Basic Course of Thermo-Fluid Analysis 09: Chapter 4 Basics of Heat - 4.1 Temperature and heat, 4.2 Buoyancy, 4.3 Natural convection and forced convection
Chapter 4 Basics of Heat I
This chapter describes four aspects of heat: temperature and heat, buoyancy, natural and forced convections, and heat transfer. All units are SI units.
4.1 Temperature and heat
Temperature is the numerical measure of hot and cold. Its units are [°C] or [K]. Celsius temperature uses the unit [°C] while absolute temperature uses [K]. One degree in both temperature scales represents the same temperature difference. However, the base temperatures for the two scales are different. The relationship between the two temperature scales is expressed by the following equation:
A temperature of 0 °C is equal to 273.15 K.
An object can possess internal energy which is represented by its temperature. Heat is one form of the internal energy. When heat flows into an object, its temperature rises. When heat flows out of an object, its temperature decreases. The amount of heat is expressed in joules [J]. The amount of heat per unit time is expressed in watts [W]. Consider a room in the winter. As shown in Figure 4.1, when the heater is turned on, the room temperature rises. The heat from the heater is transferred to the air in the room, and the room air temperature rises.
Figure 4.1: Heat transfer when the heater is on
Figure 4.2 shows when the heater is turned off, the room temperature decreases. This is because heat is transferred from the air inside the room to the outside air causing the room air temperature to decrease.
Figure 4.1: Heat transfer when the heater is off
Heat transfers from objects with a higher temperature to objects with a lower temperature. When two objects with different temperatures are in contact with each other, their temperatures eventually become equal.
When the temperature of a fluid increases, the molecules (atoms) within the fluid move around more actively. As a result, the volume of the fluid increases and the density of the fluid decreases. When a fluid is heated, a force opposite of gravity occurs due to the density difference.

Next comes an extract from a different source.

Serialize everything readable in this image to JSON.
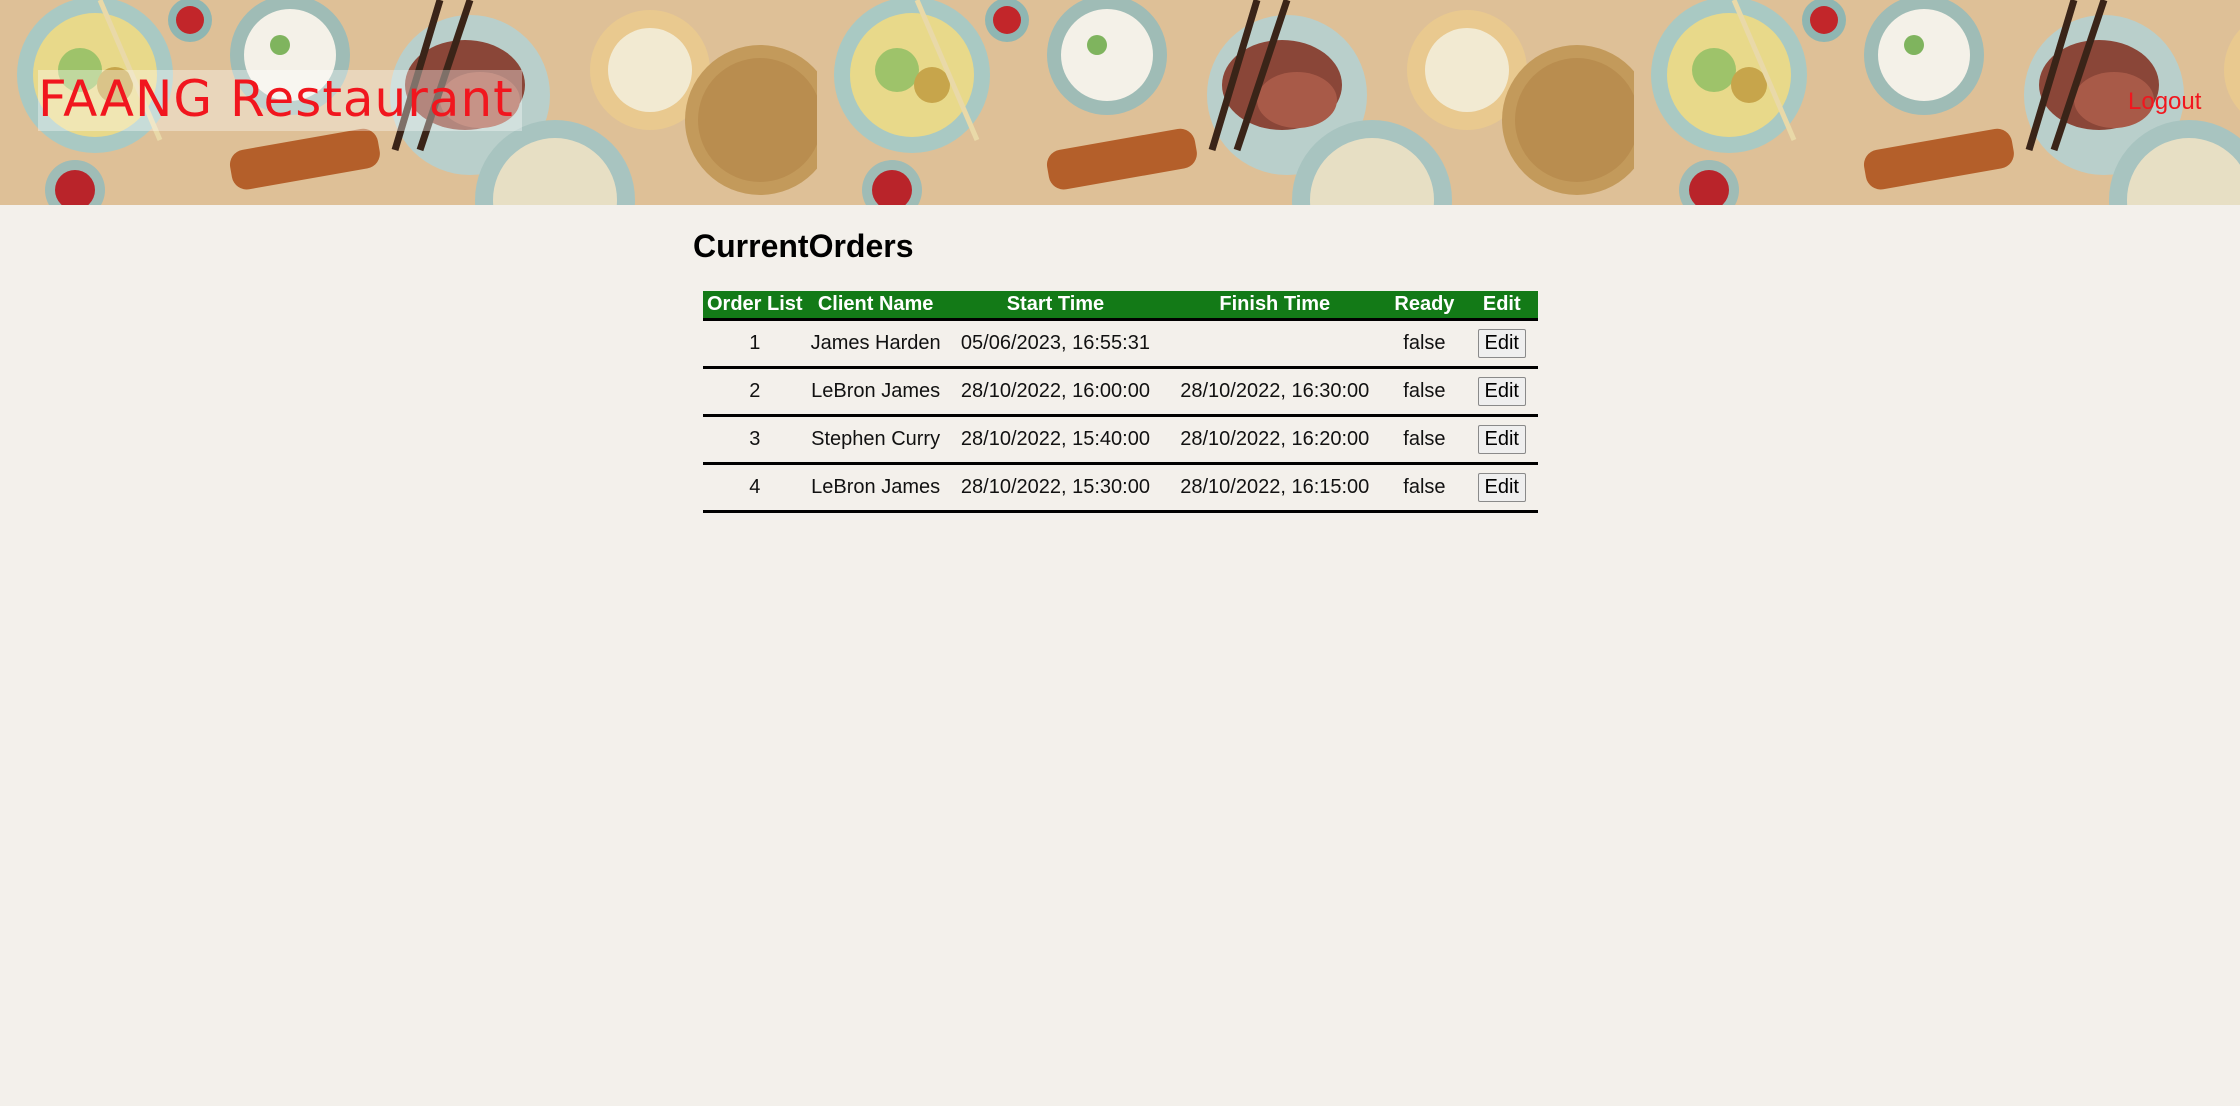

This force is called buoyancy. A hot-air balloon, as shown in Figure 4.3, is a typical example of buoyancy.
Figure 4.3: Principle of hot-air balloon

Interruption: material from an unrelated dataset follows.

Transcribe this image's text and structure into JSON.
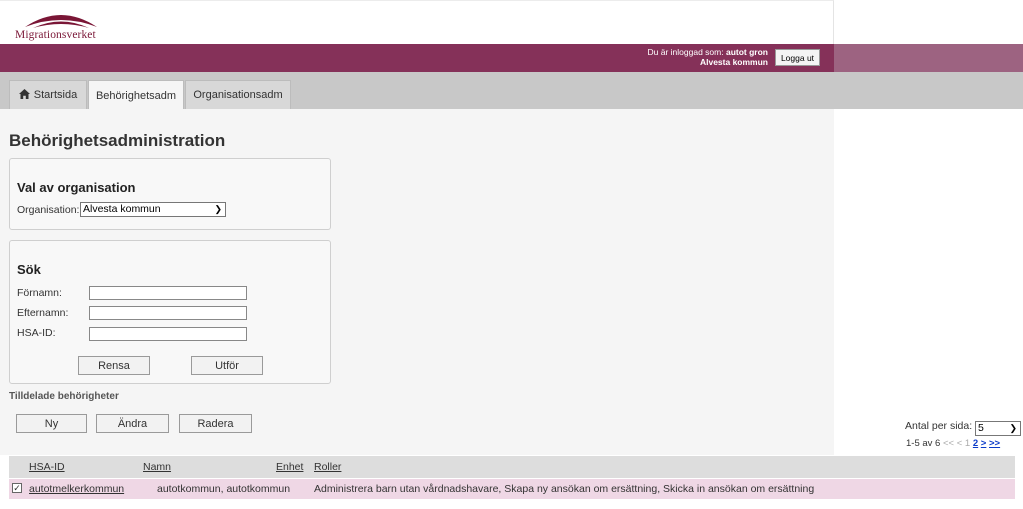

Buoyancy of a compressible fluid can be treated in a straightforward manner because the volume is inversely proportional to the temperature. On the other hand, the volume change of an incompressible fluid is difficult to quantify. Because of this, the buoyancy of an incompressible fluid is approximated using a force that is proportional to temperature difference. This approximation is called the Boussinesq approximation. The error caused by the Boussinesq approximation is large when the temperature difference is very large.
4.3 Natural convection and forced convection
The flow of fluid is classified in two ways depending on what is driving the flow. The two methods are: natural convection and forced convection.
With natural convection, heat flows without any assistance from external sources, e.g. a fan or pump. Natural convection is driven by buoyancy which is caused by differences in the fluid temperature. On the other hand, with forced convection, heat flow is caused by an external source such as a fan or pump, which moves the fluid. In (a) of Figure 4.4, a container of water is heated, and the heated water starts rising from the bottom of the container to the top of the container due to buoyancy. This is natural convection. On the other hand, as shown in (b) of Figure 4.4, when the water in the container is stirred with a stick, a flow is created which is caused by an external factor. This is an example of forced convection.
Figure 4.4: Natural convection and forced convection
For forced convection, the buoyancy effect is small compared to the inertia force. This is a characteristic of flows driven by an external force such as a fan. Because the buoyancy effect is so small, it does not need to be considered in some analysis cases. However, in a flow with only natural convection or a flow with equal natural and forced convections, buoyancy effect cannot be ignored.
About the Author
Atsushi Ueyama | Born in September 1983, Hyogo, Japan
He has a Doctor of Philosophy in Engineering from Osaka University. His doctoral research focused on numerical method for fluid-solid interaction problem. He is a consulting engineer at Software Cradle and provides technical support to Cradle customers. He is also an active lecturer at Cradle seminars and training courses.